  • Having over 20 years experience in the produce industry at the time, I knew that a “win” for our suppliers would be: 1. Never negotiating a contract for less than the cost of production 2. Allowing suppliers total transparency to POS data so they could become a part of managing our growth 3. Being able to pass along cost savings to our customers by lowing the retail on specific commodities, to move short term spikes in commodity supply though the supply chain http://www.atozsolutions.com/putting-win-win-relationships-practice/
  • Said very simply, it was a beautiful thing: Total “win-win-win” (the 3rd “win” was our customers!). Wal-Mart had a growth rate in food that could not be duplicated. Our suppliers made a good profit, could reinvest in their business, and knew exactly what they were accountable for. We had an unprecedented comp store growth rate, we became a very desirable receiver, and our suppliers achieved things that they never dreamed possible. It all happened because we “began with the end in mind.” Our suppliers knew exactly what we were trying to accomplish and I knew exactly what our suppliers needed to participate with us.

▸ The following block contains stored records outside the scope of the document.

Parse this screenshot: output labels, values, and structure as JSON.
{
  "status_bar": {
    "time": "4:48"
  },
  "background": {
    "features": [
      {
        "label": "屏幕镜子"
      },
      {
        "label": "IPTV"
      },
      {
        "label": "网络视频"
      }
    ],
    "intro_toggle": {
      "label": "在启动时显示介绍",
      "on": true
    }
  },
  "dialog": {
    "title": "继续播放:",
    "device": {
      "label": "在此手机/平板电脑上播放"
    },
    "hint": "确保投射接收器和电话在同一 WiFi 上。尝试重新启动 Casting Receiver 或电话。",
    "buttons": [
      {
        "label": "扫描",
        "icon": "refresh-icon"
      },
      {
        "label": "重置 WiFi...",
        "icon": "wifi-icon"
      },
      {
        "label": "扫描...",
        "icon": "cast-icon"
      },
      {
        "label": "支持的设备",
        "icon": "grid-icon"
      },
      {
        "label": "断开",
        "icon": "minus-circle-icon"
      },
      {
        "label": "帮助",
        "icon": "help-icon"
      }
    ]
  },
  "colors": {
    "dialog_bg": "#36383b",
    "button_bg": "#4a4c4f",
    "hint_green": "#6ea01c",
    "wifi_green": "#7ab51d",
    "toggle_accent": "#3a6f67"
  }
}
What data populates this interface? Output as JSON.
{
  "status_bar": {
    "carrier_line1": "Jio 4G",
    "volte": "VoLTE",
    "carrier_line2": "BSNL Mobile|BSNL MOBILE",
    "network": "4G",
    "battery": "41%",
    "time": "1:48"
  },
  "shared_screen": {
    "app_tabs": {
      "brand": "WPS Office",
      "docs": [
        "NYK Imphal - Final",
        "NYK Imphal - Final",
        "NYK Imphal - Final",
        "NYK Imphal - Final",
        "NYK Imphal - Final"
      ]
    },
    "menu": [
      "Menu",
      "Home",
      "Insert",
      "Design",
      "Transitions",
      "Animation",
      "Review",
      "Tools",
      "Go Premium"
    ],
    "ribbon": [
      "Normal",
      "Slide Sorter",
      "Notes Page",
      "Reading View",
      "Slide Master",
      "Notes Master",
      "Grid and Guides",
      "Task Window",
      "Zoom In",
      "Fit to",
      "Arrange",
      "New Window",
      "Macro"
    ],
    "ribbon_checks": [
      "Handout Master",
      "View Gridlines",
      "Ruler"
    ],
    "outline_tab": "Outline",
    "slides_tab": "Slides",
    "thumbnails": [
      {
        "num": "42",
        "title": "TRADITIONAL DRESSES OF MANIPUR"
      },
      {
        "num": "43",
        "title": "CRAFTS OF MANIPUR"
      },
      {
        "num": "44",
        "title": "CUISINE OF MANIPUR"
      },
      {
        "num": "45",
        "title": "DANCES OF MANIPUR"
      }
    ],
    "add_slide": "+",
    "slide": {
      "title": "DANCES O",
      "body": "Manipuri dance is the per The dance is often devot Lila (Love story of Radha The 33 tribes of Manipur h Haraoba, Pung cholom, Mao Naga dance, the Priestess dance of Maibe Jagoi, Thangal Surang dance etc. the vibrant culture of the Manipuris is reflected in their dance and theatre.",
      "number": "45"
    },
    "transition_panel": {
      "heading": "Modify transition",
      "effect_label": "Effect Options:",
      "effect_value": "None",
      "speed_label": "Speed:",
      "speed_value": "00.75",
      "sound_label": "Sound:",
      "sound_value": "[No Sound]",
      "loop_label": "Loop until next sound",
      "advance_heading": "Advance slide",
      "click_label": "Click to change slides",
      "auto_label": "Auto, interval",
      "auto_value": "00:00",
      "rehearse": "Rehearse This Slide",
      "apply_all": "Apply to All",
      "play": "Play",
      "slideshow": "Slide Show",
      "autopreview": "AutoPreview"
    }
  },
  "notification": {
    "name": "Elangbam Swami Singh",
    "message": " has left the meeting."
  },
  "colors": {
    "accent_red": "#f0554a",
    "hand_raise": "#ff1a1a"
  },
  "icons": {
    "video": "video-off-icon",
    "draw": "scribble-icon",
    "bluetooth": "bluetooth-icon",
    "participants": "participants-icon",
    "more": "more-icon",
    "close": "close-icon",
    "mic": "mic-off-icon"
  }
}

  • If you look at Wal-Mart in 2013, those goals have evolved. 1. They are diversifying their supplier base. “Local purchases,” “sustainability,” and a host of other reputational issues have taken center stage 2. Co managed replenishment is far less important. In fact, the “buyer” today is only interested in negotiation of the lowest price. Hence, contracts are put out to “bid” 3. As comp store sales have flattened out (and have even gone negative), GROSS MARGIN has become the driving financial element. I am not suggesting that this is a good or a bad thing. It is merely the evolution of a large, publically held company. So a “win-win” for the buyer-seller looks very different today. That is not to say you can’t achieve them, but the definition of a “win” for a supplier must take place within the context of a “win” for the buyer. http://www.atozsolutions.com/putting-win-win-relationships-practice/